    Airfix 2019

    I agree with much of what you say. However you didn't mention prices which are (in UK - Hannants - but see below) Hasegawa £40!, Tamiya £17 and Airfix around £10. The box was also much more compact. The kit was very good for its day and it may well be that the last production run was large because Airfix thought it would go on selling. Look at the above prices to see what I mean! Now if there is still significant unsold stock, then re-tooling would reduce its value to almost nil: this would be true for any commodity. This is perhaps why some seemingly obvious subjects aren't retooled. However as of now Hannants have nil stock: do they know something that we don't know or are they merely awaiting a delivery? Or is it 'squeezed out' of Airfix's programme by other subjects?
  11. Denford

    Propellers for Hasegawa 1/72 Raidin 'Jack'

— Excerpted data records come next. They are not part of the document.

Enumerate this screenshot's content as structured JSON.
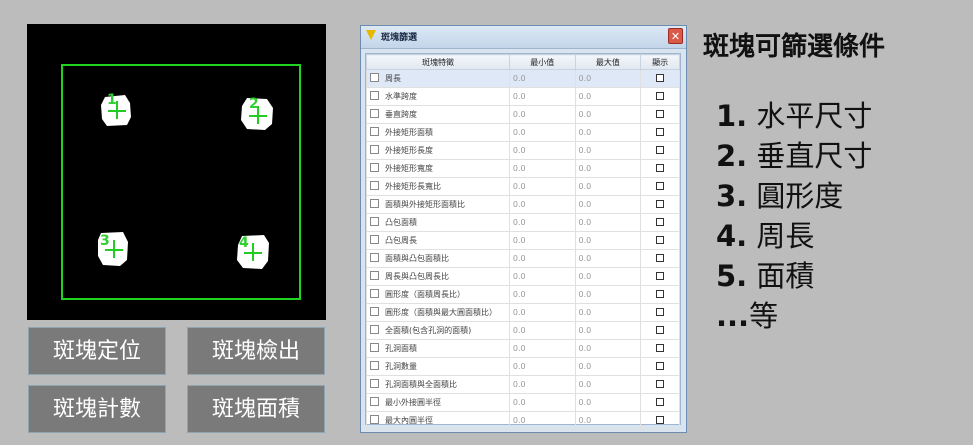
{
  "preview": {
    "blobs": [
      {
        "num": "1"
      },
      {
        "num": "2"
      },
      {
        "num": "3"
      },
      {
        "num": "4"
      }
    ]
  },
  "buttons": {
    "locate": "斑塊定位",
    "detect": "斑塊檢出",
    "count": "斑塊計數",
    "area": "斑塊面積"
  },
  "dialog": {
    "title": "斑塊篩選",
    "close": "✕",
    "columns": [
      "斑塊特徵",
      "最小值",
      "最大值",
      "顯示"
    ],
    "rows": [
      {
        "label": "周長",
        "min": "0.0",
        "max": "0.0"
      },
      {
        "label": "水準跨度",
        "min": "0.0",
        "max": "0.0"
      },
      {
        "label": "垂直跨度",
        "min": "0.0",
        "max": "0.0"
      },
      {
        "label": "外接矩形面積",
        "min": "0.0",
        "max": "0.0"
      },
      {
        "label": "外接矩形長度",
        "min": "0.0",
        "max": "0.0"
      },
      {
        "label": "外接矩形寬度",
        "min": "0.0",
        "max": "0.0"
      },
      {
        "label": "外接矩形長寬比",
        "min": "0.0",
        "max": "0.0"
      },
      {
        "label": "面積與外接矩形面積比",
        "min": "0.0",
        "max": "0.0"
      },
      {
        "label": "凸包面積",
        "min": "0.0",
        "max": "0.0"
      },
      {
        "label": "凸包周長",
        "min": "0.0",
        "max": "0.0"
      },
      {
        "label": "面積與凸包面積比",
        "min": "0.0",
        "max": "0.0"
      },
      {
        "label": "周長與凸包周長比",
        "min": "0.0",
        "max": "0.0"
      },
      {
        "label": "圓形度（面積周長比）",
        "min": "0.0",
        "max": "0.0"
      },
      {
        "label": "圓形度（面積與最大圓面積比）",
        "min": "0.0",
        "max": "0.0"
      },
      {
        "label": "全面積(包含孔洞的面積)",
        "min": "0.0",
        "max": "0.0"
      },
      {
        "label": "孔洞面積",
        "min": "0.0",
        "max": "0.0"
      },
      {
        "label": "孔洞數量",
        "min": "0.0",
        "max": "0.0"
      },
      {
        "label": "孔洞面積與全面積比",
        "min": "0.0",
        "max": "0.0"
      },
      {
        "label": "最小外接圓半徑",
        "min": "0.0",
        "max": "0.0"
      },
      {
        "label": "最大內圓半徑",
        "min": "0.0",
        "max": "0.0"
      }
    ]
  },
  "panel": {
    "heading": "斑塊可篩選條件",
    "conditions": [
      {
        "num": "1.",
        "text": " 水平尺寸"
      },
      {
        "num": "2.",
        "text": " 垂直尺寸"
      },
      {
        "num": "3.",
        "text": " 圓形度"
      },
      {
        "num": "4.",
        "text": " 周長"
      },
      {
        "num": "5.",
        "text": " 面積"
      },
      {
        "num": "...",
        "text": "等"
      }
    ]
  }
}
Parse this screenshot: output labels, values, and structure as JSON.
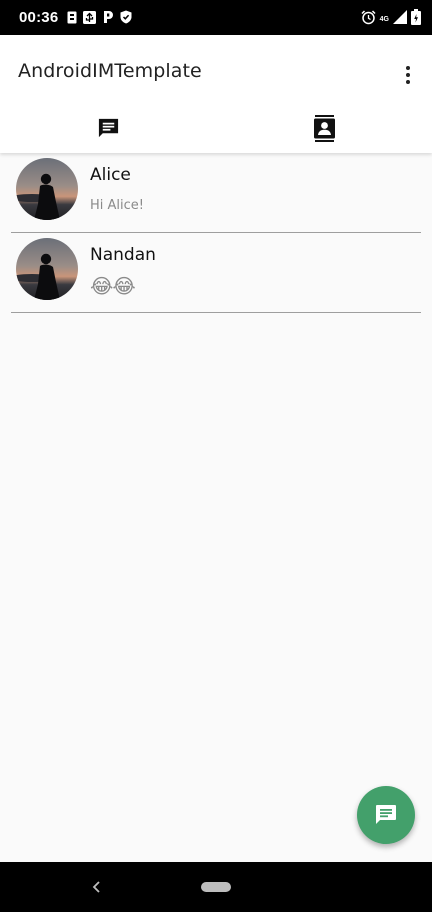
{
  "status_bar": {
    "time": "00:36",
    "left_icons": [
      "sim-icon",
      "usb-icon",
      "parking-icon",
      "shield-icon"
    ],
    "right_icons": [
      "alarm-icon",
      "signal-4g-icon",
      "signal-icon",
      "battery-icon"
    ],
    "network_label": "4G"
  },
  "app_bar": {
    "title": "AndroidIMTemplate",
    "overflow_icon": "more-vert-icon"
  },
  "tabs": [
    {
      "name": "chats",
      "icon": "chat-icon",
      "active": true
    },
    {
      "name": "contacts",
      "icon": "contacts-icon",
      "active": false
    }
  ],
  "conversations": [
    {
      "name": "Alice",
      "last_message": "Hi Alice!"
    },
    {
      "name": "Nandan",
      "last_message": "😂😂"
    }
  ],
  "fab": {
    "icon": "message-icon"
  },
  "colors": {
    "accent": "#43a06b",
    "status_bar": "#000000",
    "background": "#fafafa"
  }
}
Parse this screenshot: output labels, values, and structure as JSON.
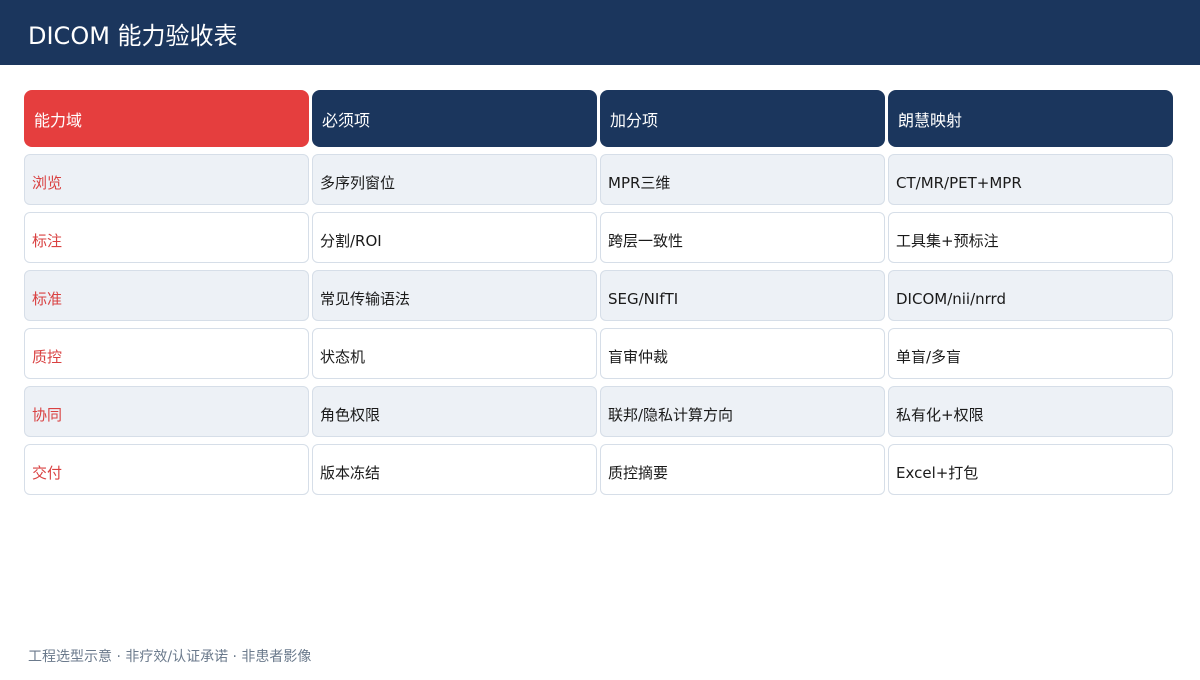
{
  "header": {
    "title": "DICOM 能力验收表"
  },
  "table": {
    "columns": [
      "能力域",
      "必须项",
      "加分项",
      "朗慧映射"
    ],
    "rows": [
      [
        "浏览",
        "多序列窗位",
        "MPR三维",
        "CT/MR/PET+MPR"
      ],
      [
        "标注",
        "分割/ROI",
        "跨层一致性",
        "工具集+预标注"
      ],
      [
        "标准",
        "常见传输语法",
        "SEG/NIfTI",
        "DICOM/nii/nrrd"
      ],
      [
        "质控",
        "状态机",
        "盲审仲裁",
        "单盲/多盲"
      ],
      [
        "协同",
        "角色权限",
        "联邦/隐私计算方向",
        "私有化+权限"
      ],
      [
        "交付",
        "版本冻结",
        "质控摘要",
        "Excel+打包"
      ]
    ]
  },
  "footer": {
    "note": "工程选型示意 · 非疗效/认证承诺 · 非患者影像"
  },
  "colors": {
    "header_bg": "#1b365d",
    "accent_red": "#e53e3e",
    "domain_text": "#d94141",
    "shaded_row": "#edf1f6"
  }
}
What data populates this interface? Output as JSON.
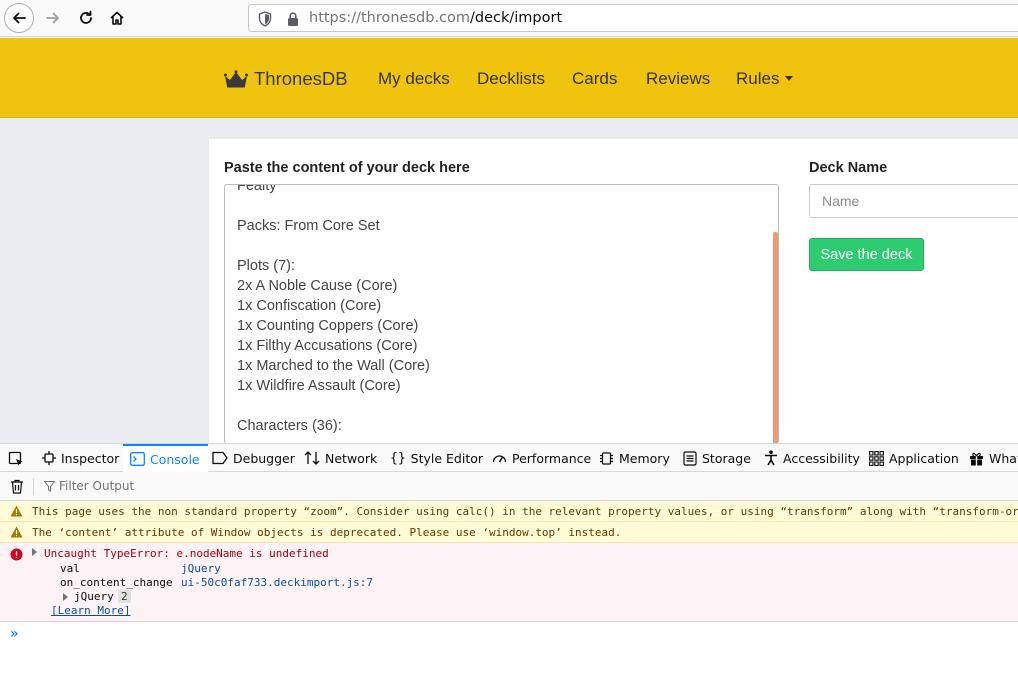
{
  "browser": {
    "url_host": "https://thronesdb.com",
    "url_path": "/deck/import",
    "icons": [
      "back-icon",
      "forward-icon",
      "reload-icon",
      "home-icon",
      "shield-icon",
      "lock-icon"
    ]
  },
  "site_nav": {
    "brand": "ThronesDB",
    "links": [
      "My decks",
      "Decklists",
      "Cards",
      "Reviews",
      "Rules"
    ],
    "accent_color": "#f0c30e"
  },
  "import_form": {
    "paste_label": "Paste the content of your deck here",
    "deck_lines": [
      "Fealty",
      "",
      "Packs: From Core Set",
      "",
      "Plots (7):",
      "2x A Noble Cause (Core)",
      "1x Confiscation (Core)",
      "1x Counting Coppers (Core)",
      "1x Filthy Accusations (Core)",
      "1x Marched to the Wall (Core)",
      "1x Wildfire Assault (Core)",
      "",
      "Characters (36):"
    ],
    "deck_name_label": "Deck Name",
    "deck_name_placeholder": "Name",
    "save_button": "Save the deck",
    "save_color": "#2ecc71"
  },
  "devtools": {
    "tabs": [
      "Inspector",
      "Console",
      "Debugger",
      "Network",
      "Style Editor",
      "Performance",
      "Memory",
      "Storage",
      "Accessibility",
      "Application",
      "What"
    ],
    "active_tab": "Console",
    "filter_placeholder": "Filter Output",
    "warnings": [
      "This page uses the non standard property “zoom”. Consider using calc() in the relevant property values, or using “transform” along with “transform-or",
      "The ‘content’ attribute of Window objects is deprecated.  Please use ‘window.top’ instead."
    ],
    "error": {
      "title": "Uncaught TypeError: e.nodeName is undefined",
      "stack": [
        {
          "fn": "val",
          "loc": "jQuery"
        },
        {
          "fn": "on_content_change",
          "loc": "ui-50c0faf733.deckimport.js:7"
        }
      ],
      "group_name": "jQuery",
      "group_count": "2",
      "learn_more": "[Learn More]"
    },
    "prompt": "»"
  }
}
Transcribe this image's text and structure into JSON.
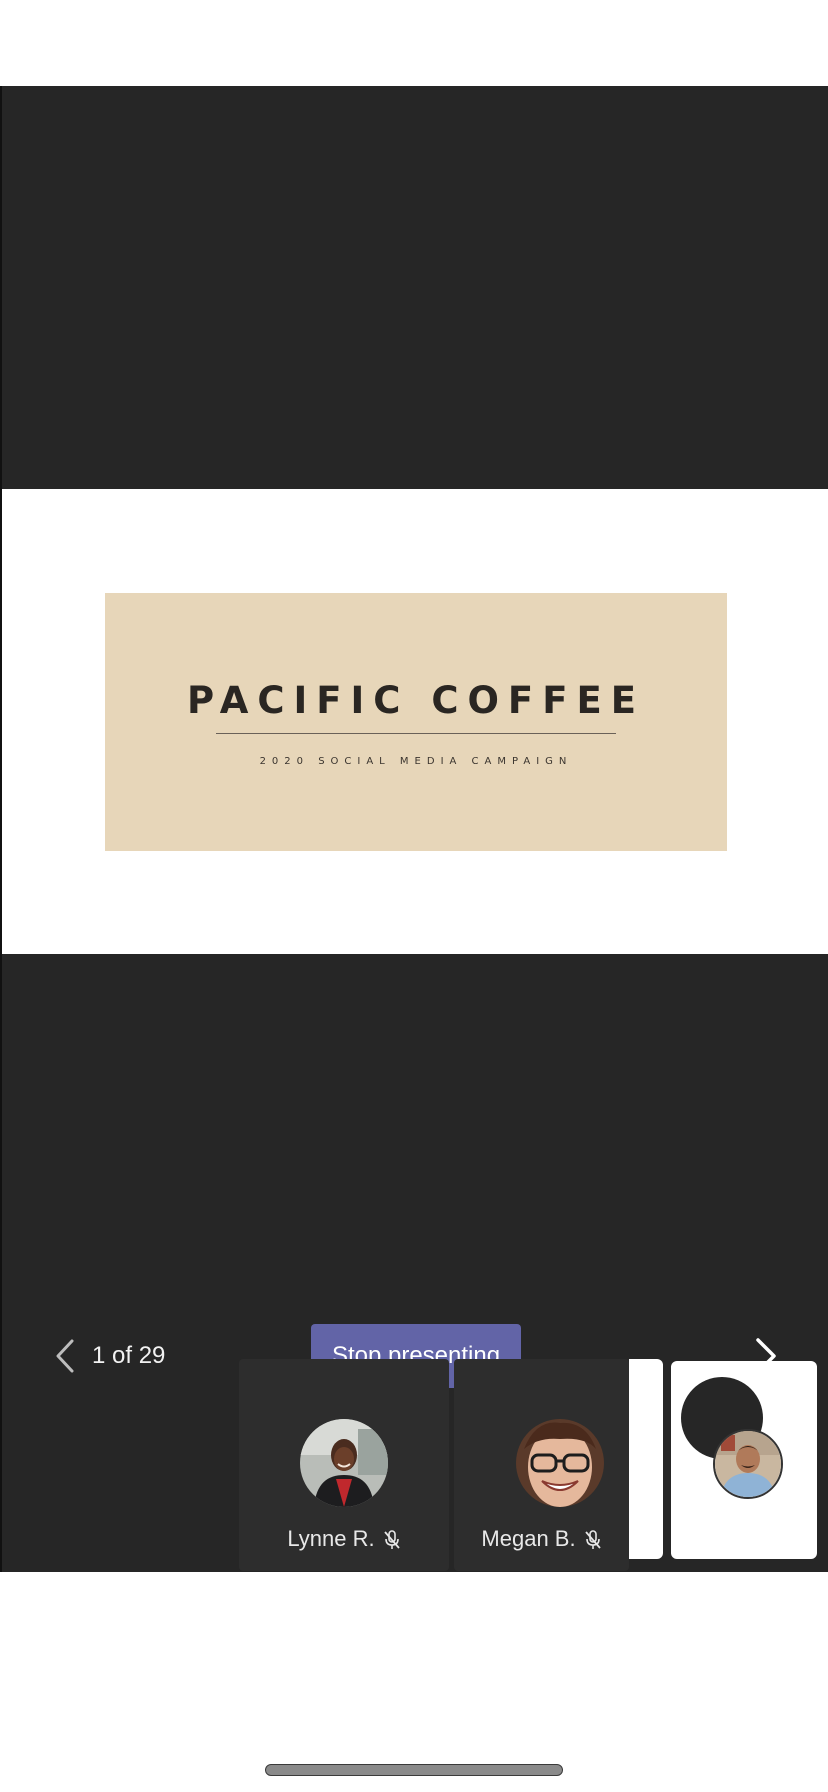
{
  "slide": {
    "title": "PACIFIC COFFEE",
    "subtitle": "2020 SOCIAL MEDIA CAMPAIGN",
    "card_color": "#e7d6b9"
  },
  "controls": {
    "counter": "1 of 29",
    "stop_label": "Stop presenting",
    "prev_icon": "chevron-left-icon",
    "next_icon": "chevron-right-icon",
    "accent": "#6264a7"
  },
  "participants": [
    {
      "name": "Lynne R.",
      "muted": true,
      "icon": "mic-off-icon"
    },
    {
      "name": "Megan B.",
      "muted": true,
      "icon": "mic-off-icon"
    }
  ],
  "colors": {
    "stage_bg": "#262626",
    "tile_bg": "#2d2d2d"
  }
}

    Thanks for your reply: I'm 'glad' I'm not the only one confused! I'll see if there's anything on J-Aircraft website, also wait a little and see if anything else comes up or anyone has the instructions in English. BUT.... I have a grandson living and working in Japan and 'proficient' in Japanese - how good I'm unable to judge. I thought I'd try a posting here first before contacting him. However he is 'arts' rather than 'science' and might have difficulty fully understanding what I was asking - or indeed why it mattered!
  12. I've started on my 1/72 Hasegawa Raidin 'Jack' to try out the new CMR detailing sets. The kit has a choice of two propellers, Parts 7 & 12 marked A and B. The instructions are entirely in Japanese and nowhere on the finishing instructions can I see any reference as to which of the 3 subjects offered has which propeller. Can anyone help: perhaps through a later kit issue with instructions in English.
  13. Denford

    Airfix 2019

    It was suggested to me that the reason Airfix haven't (yet) tooled a new Mosquito is that there's still plenty of life in the existing mould and it will continue to sell to those who just want 'a Mosquito' and aren't too concerned about the variant. That said I wonder why the publicity for a new 2 stage Mosquito from (MPM, KP, I forget who) have gone silent? Could it be that Airfix have 'struck a deal' with them, for example to market their product under the Airfix label? It was suggested, I think, that it would be released end 2017 so might not be long coming. Coincidentally 'Airfix Workbench' have had two successive postings on the de Havilland Heritage Museum prominently featuring the Mosquito.....
  14. Denford

    Airfix 2019

    Awhile back Airfix said they wouldn't be tooling any more airliners. The difficulty with the VC10 is that it was built in many slightly differing variants. Others may be able to be more specific but I think, for example, there were several different spans. Not easily addressed by extra parts and variants of this would probably need separate wing toolings.
  15. Denford

    Revell F4 Corsair

    Very interesting: I must admit that I hadn't really considered cost. Wolfpack gave us this for the Helldiver (even if they left the slats closed) but now seem to have moved away from WWll. They implied, as far as I could understand, that the reason the wing fold set for the A3D didn't include a tail fold was lack of data. My providing it hasn't produced anything yet and they still seem 'fixated' on modern subjects. So if a Helldiver wing fold can be made in cast resin let's hope Aires/Quickboost and CMK are reading this! The latter did produce a wing fold for their Scimitar so perhaps there's hope. Sadly the Kendall resin wing fold (conversion) for an Avenger is now long oop: I still hope Airfix may yet (re)tool the Avenger and include wing fold as an integral part of the kit as they have done with the F4F, Kate, Swordfish and others.